Jammu-Kashmir state police chief Gopal Sharma said the captured militant, identified as Ejaz alias Abu Umana, is a native of Faisalabad, Pakistan. He slipped into Indian Kashmir after the Oct. 8 earthquake in the region.

The dramatic events in the Lal Chowk business district of Srinagar, the summer capital of Jammu-Kashmir, occurred as suspected militants hurled a grenade at a public meeting in Tangmarg town, injuring at least 21 people. Tangmarg is about 40 kilometers (25 miles) north of Srinagar.

Islamic militant groups have been fighting for Kashmir's independence or merger with Pakistan since 1989. The violence has left more than 60,000 people dead.

The fighting in Lal Chowk began on Monday afternoon when at least two militants hurled a grenade at a police compound, killing two civilians and two soldiers.

As security forces returned fire, sending people fleeing in all directions, the militants escaped to the nearby Peak View Hotel and hid there.

The hotel had no guests and the staff escaped from a side exit as police forces laid siege and exchanged gunfire with the militants through the night.

Early Tuesday, a severely injured militant, later identified by police as Ejaz, jumped out of a hotel window but was pounced on by troops hiding behind a wall, said Sharma, the police chief.

He said the militant was armed with a grenade and an AK-47 rifle, and belonged to the Pakistan-based Lashkar-e-Tayyaba group.

The other militant who was killed when police stormed the hotel has not been identified, said Sharma. There were no other rebels in the hotel, he said.

The police claim that the captured man is a Pakistani will bolster Indian complaints that its neighbor is aiding the militancy in its part of Kashmir. The state has been divided between the two countries since 1948, and both claim it in its entirety.

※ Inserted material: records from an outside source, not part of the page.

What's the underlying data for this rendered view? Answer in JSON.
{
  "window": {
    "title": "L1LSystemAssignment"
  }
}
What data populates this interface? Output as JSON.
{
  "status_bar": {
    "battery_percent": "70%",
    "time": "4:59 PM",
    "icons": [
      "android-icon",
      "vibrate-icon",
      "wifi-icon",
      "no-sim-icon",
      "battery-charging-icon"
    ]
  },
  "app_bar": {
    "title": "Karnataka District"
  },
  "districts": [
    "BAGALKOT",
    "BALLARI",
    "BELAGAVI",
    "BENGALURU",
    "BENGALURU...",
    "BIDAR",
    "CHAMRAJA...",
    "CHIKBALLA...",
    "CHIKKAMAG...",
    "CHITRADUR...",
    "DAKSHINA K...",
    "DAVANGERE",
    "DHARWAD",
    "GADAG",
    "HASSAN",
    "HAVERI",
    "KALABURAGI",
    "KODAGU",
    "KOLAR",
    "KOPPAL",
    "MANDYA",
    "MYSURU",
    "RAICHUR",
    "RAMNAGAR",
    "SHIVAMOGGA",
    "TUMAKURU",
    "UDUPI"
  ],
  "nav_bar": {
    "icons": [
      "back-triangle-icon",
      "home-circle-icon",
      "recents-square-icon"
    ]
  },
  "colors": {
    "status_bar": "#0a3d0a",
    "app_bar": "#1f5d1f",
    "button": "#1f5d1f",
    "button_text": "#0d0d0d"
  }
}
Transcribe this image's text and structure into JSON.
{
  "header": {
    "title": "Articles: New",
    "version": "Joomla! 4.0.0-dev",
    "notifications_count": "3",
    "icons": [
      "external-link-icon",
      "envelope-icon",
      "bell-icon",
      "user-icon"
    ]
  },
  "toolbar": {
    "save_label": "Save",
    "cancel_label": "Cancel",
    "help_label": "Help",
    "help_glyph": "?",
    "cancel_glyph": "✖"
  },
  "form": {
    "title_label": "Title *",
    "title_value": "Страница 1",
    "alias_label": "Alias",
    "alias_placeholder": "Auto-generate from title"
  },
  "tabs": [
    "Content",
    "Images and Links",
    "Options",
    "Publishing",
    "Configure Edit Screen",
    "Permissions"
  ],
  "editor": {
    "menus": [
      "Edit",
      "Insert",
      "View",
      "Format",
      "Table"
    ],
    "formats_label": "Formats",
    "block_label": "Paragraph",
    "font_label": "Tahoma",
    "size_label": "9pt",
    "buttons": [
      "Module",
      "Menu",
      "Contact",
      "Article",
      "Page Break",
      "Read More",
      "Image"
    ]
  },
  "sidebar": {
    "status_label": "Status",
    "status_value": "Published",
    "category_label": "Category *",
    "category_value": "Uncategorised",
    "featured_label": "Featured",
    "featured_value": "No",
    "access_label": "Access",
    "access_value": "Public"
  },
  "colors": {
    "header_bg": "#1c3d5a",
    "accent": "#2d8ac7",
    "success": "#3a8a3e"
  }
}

Monday's gunbattle also injured six people, including a Japanese freelance photographer, Takeshi Sakuragi, 27, who suffered a serious bullet wound to the jaw.

He was out of danger after being operated on in Srinagar. Unable to speak because of the injury, Sakuragi wrote a message for his mother in Japanese and English on an Associated Press reporter's notebook, reports the AP. I.L.

Subscribe to Pravda.Ru Telegram channel, Facebook, RSS!

Author`s name Editorial Team